--- GIVEN ENTRIES Enclosed Below ---

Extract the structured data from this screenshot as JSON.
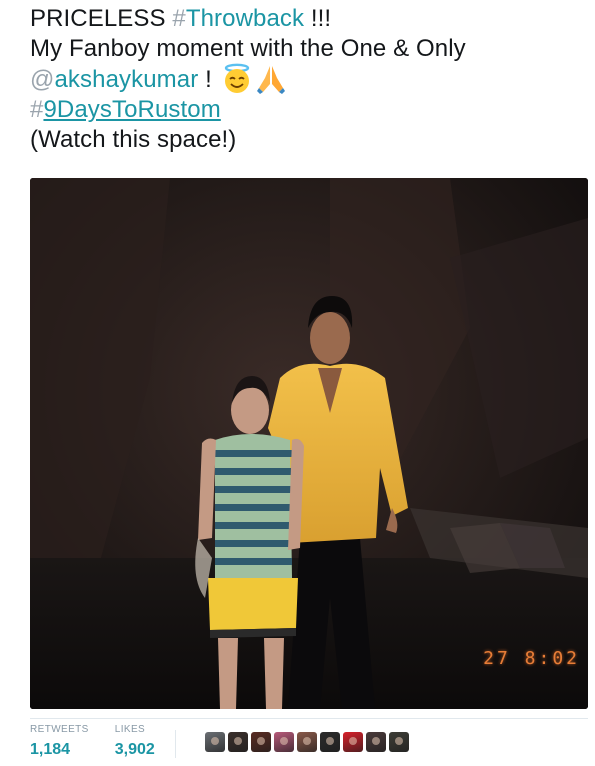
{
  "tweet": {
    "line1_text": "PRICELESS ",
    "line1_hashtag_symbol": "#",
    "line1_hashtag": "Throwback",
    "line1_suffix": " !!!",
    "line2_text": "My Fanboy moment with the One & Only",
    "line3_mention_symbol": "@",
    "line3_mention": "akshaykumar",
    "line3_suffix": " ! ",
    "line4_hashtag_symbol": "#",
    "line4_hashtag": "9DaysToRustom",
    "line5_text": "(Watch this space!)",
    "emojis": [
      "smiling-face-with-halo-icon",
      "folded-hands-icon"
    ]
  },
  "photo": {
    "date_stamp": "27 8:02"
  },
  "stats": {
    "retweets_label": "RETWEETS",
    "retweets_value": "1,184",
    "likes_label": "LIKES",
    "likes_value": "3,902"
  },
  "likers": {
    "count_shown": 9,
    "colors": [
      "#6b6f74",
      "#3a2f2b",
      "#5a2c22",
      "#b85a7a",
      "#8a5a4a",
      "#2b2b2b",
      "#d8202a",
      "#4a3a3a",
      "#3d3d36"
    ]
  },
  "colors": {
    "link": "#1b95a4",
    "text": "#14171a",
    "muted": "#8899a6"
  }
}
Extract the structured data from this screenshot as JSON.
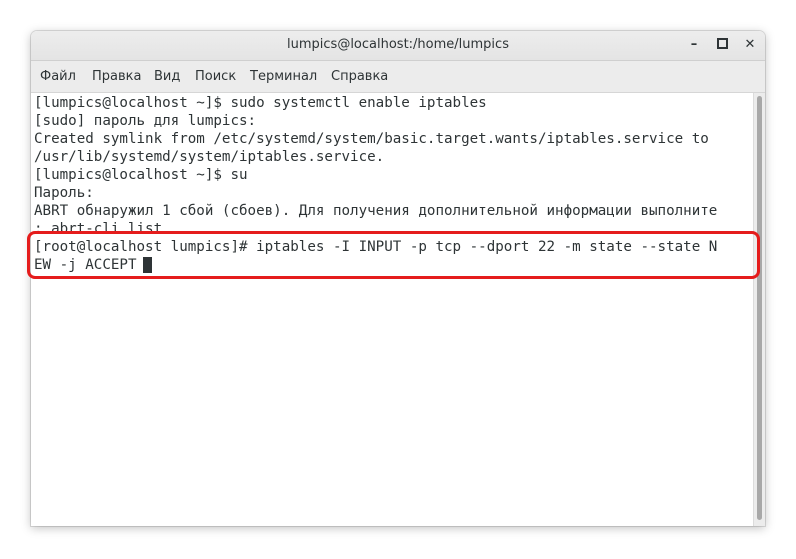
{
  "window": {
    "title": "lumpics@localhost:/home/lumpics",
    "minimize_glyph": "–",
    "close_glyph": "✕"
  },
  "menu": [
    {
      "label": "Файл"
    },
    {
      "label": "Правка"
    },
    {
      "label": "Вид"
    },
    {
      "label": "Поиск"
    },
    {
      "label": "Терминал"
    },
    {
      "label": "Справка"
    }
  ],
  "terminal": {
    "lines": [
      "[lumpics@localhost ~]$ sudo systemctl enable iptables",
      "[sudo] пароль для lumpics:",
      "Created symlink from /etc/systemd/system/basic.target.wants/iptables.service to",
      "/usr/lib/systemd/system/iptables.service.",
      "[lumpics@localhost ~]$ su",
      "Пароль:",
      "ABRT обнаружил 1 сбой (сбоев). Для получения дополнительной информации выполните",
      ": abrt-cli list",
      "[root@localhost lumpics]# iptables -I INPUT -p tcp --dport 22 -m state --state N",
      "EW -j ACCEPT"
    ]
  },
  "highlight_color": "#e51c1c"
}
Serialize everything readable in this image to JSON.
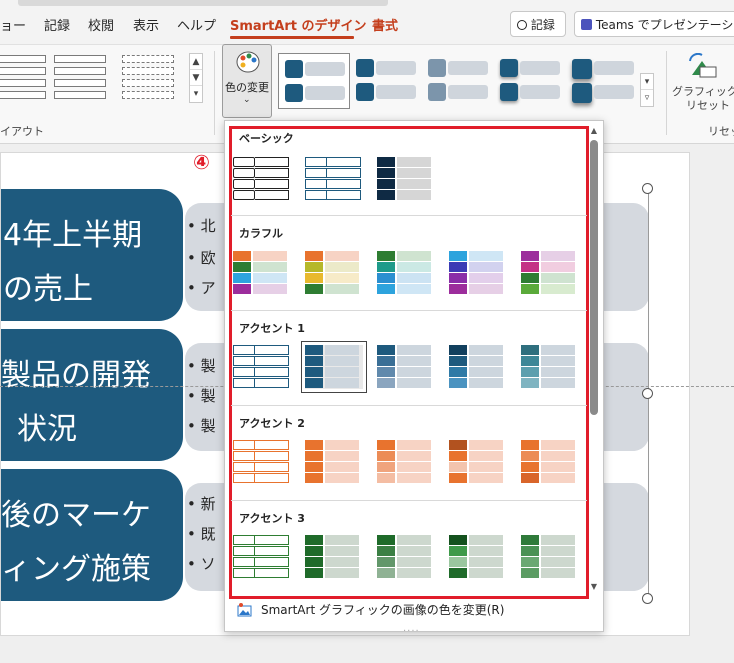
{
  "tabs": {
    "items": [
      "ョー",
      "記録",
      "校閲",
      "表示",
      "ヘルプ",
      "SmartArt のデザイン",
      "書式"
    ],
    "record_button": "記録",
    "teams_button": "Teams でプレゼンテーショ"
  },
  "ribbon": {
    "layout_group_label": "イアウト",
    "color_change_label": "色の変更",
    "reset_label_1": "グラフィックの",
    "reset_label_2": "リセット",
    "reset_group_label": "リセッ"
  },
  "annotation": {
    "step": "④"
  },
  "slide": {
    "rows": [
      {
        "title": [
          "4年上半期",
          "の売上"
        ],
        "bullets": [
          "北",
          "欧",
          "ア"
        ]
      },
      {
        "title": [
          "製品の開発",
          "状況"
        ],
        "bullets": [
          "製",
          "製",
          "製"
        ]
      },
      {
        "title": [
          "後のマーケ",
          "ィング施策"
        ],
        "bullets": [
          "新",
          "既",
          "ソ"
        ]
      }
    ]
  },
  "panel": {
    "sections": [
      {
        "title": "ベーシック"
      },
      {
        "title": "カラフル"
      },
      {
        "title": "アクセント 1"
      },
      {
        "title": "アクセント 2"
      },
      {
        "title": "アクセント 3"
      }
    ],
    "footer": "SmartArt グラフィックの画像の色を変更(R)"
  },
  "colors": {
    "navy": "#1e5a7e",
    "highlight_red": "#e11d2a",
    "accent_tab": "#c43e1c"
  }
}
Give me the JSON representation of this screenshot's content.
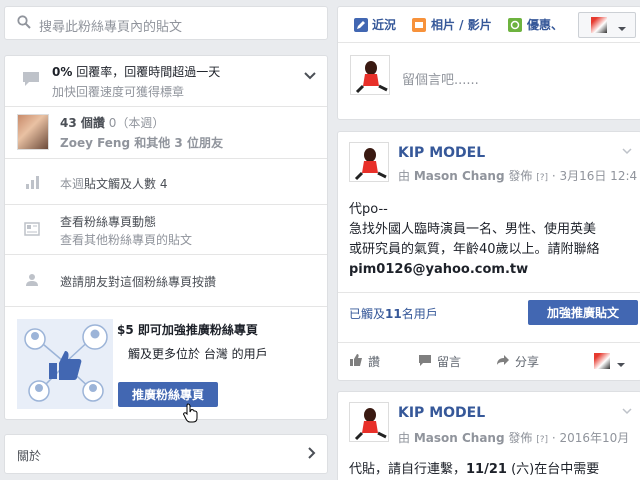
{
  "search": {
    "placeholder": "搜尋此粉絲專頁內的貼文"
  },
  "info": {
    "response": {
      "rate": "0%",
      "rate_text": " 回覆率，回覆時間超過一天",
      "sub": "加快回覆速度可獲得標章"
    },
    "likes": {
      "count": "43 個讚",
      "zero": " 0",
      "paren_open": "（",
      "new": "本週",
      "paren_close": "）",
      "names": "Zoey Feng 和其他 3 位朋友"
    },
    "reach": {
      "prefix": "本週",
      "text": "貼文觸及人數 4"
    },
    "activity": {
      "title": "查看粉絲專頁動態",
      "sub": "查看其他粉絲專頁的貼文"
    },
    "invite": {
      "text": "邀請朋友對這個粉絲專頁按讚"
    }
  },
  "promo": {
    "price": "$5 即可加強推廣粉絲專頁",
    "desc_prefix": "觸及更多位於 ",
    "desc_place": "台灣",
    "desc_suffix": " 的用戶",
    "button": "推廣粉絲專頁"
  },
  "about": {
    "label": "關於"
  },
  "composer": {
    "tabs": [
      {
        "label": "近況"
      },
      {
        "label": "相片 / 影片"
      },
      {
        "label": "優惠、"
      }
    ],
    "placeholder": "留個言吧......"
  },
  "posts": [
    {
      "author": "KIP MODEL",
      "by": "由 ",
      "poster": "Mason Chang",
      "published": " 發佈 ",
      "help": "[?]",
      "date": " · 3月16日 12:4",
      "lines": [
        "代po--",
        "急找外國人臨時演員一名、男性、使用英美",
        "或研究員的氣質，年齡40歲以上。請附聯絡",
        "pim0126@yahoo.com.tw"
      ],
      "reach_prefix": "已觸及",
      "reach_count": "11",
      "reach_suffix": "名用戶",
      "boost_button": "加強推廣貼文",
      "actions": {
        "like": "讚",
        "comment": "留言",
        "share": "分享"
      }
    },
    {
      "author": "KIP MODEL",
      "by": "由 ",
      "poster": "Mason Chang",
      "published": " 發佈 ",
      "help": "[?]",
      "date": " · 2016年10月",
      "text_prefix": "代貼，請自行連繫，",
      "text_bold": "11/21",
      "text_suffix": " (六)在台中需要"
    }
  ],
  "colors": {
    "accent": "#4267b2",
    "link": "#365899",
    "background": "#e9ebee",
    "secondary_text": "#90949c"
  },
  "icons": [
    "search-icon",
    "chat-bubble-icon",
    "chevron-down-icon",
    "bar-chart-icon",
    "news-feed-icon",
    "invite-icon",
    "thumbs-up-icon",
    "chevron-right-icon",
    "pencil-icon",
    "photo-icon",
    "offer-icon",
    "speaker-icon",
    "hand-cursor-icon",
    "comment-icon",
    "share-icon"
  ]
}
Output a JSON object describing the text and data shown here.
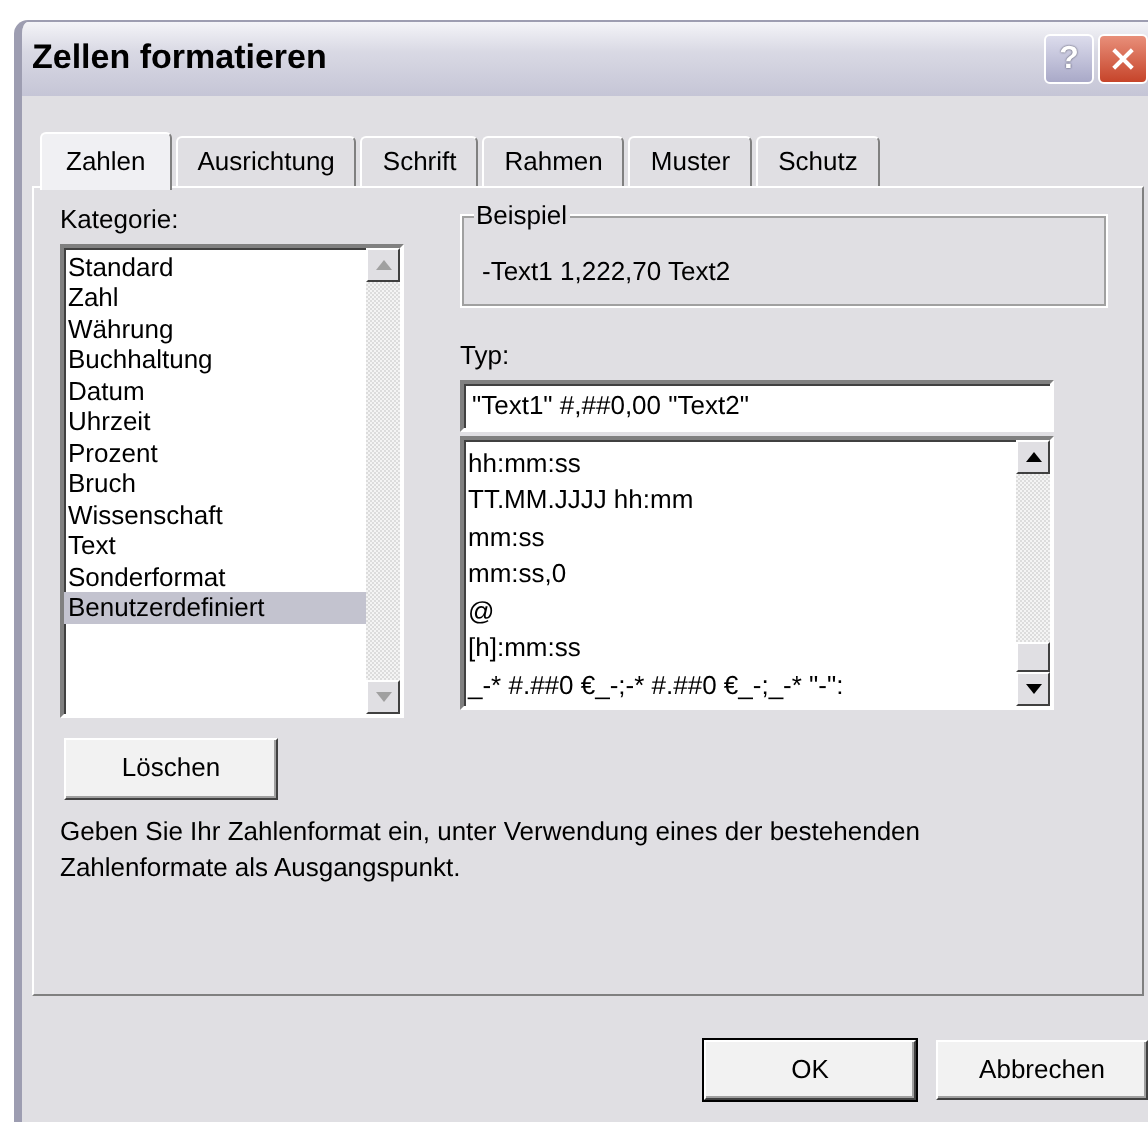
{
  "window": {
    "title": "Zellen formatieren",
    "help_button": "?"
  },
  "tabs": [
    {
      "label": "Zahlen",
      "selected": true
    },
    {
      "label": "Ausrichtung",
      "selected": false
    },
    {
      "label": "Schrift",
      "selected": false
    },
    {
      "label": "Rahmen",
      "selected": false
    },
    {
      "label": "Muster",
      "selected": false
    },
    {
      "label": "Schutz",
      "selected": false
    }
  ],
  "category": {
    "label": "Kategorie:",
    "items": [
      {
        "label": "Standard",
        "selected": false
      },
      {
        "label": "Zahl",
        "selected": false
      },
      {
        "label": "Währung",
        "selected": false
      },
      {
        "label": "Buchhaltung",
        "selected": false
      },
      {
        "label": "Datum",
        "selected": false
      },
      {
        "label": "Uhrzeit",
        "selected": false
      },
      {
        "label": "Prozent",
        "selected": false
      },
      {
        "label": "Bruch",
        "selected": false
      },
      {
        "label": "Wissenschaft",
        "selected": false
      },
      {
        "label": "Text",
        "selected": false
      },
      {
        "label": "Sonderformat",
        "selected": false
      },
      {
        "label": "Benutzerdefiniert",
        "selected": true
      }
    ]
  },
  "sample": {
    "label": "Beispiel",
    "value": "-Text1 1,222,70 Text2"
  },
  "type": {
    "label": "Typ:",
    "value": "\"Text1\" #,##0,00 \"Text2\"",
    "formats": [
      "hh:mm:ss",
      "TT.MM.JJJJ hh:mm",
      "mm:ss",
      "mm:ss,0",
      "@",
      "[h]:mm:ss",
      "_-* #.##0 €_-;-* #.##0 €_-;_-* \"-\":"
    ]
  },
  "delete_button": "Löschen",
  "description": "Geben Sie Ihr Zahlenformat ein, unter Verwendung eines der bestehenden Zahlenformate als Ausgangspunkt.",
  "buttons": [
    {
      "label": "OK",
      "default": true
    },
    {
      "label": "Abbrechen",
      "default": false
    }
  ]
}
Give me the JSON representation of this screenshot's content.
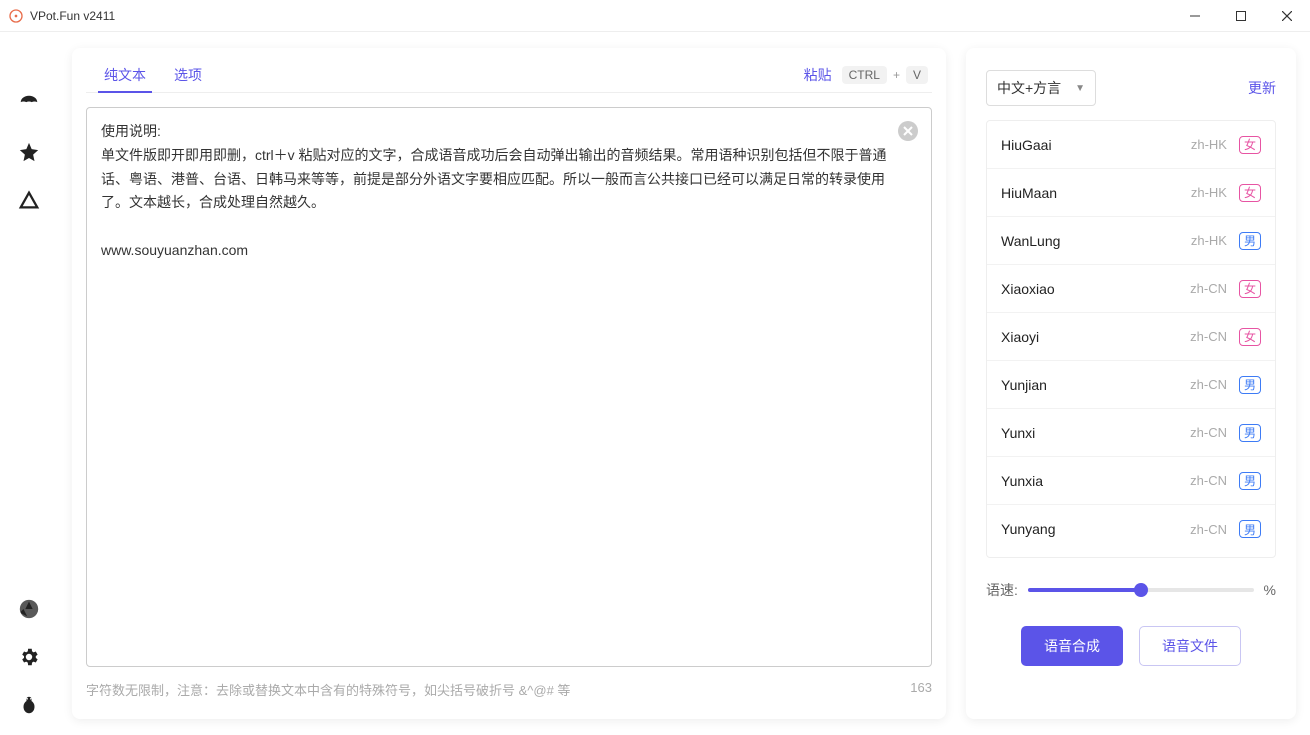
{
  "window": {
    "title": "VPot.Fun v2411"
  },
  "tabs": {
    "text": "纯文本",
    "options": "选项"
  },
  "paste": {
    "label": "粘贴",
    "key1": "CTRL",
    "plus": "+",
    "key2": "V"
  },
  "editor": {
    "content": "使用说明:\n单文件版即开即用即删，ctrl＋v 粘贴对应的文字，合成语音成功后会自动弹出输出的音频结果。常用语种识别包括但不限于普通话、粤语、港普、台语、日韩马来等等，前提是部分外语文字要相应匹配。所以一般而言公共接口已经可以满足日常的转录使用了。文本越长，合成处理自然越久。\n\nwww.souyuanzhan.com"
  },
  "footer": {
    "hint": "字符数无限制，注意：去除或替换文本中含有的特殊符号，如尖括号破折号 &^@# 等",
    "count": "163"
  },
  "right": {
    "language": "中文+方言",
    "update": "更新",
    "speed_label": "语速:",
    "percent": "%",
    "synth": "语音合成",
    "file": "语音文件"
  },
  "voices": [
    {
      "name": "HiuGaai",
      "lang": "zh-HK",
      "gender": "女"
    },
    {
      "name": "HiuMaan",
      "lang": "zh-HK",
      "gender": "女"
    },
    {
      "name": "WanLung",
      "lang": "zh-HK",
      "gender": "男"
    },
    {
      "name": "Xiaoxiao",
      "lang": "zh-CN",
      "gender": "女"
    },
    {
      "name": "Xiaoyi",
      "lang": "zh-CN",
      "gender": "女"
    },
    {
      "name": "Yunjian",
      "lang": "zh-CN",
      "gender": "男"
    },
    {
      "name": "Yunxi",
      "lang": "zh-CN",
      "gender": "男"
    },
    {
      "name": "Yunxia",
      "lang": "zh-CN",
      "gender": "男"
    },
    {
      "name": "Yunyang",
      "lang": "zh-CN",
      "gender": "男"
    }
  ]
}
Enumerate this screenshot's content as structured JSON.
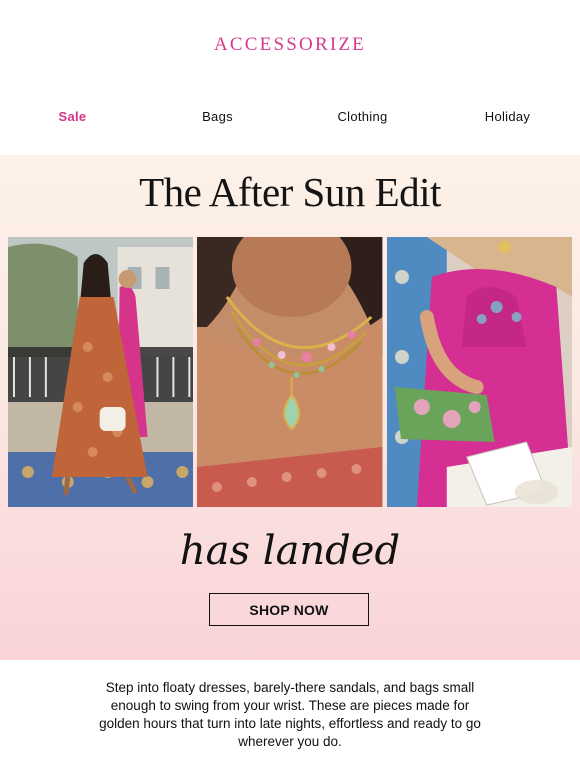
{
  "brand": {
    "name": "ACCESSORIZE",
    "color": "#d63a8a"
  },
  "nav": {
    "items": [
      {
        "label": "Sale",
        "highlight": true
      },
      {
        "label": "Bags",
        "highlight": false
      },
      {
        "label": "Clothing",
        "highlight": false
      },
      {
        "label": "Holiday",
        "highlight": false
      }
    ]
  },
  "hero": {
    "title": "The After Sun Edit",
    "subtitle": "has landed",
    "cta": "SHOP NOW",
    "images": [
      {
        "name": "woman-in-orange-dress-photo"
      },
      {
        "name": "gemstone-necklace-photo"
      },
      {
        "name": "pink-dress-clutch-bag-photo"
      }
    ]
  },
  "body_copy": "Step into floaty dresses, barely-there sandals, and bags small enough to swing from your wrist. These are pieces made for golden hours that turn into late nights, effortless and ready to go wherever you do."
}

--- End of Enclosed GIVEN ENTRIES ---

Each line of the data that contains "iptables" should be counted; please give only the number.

4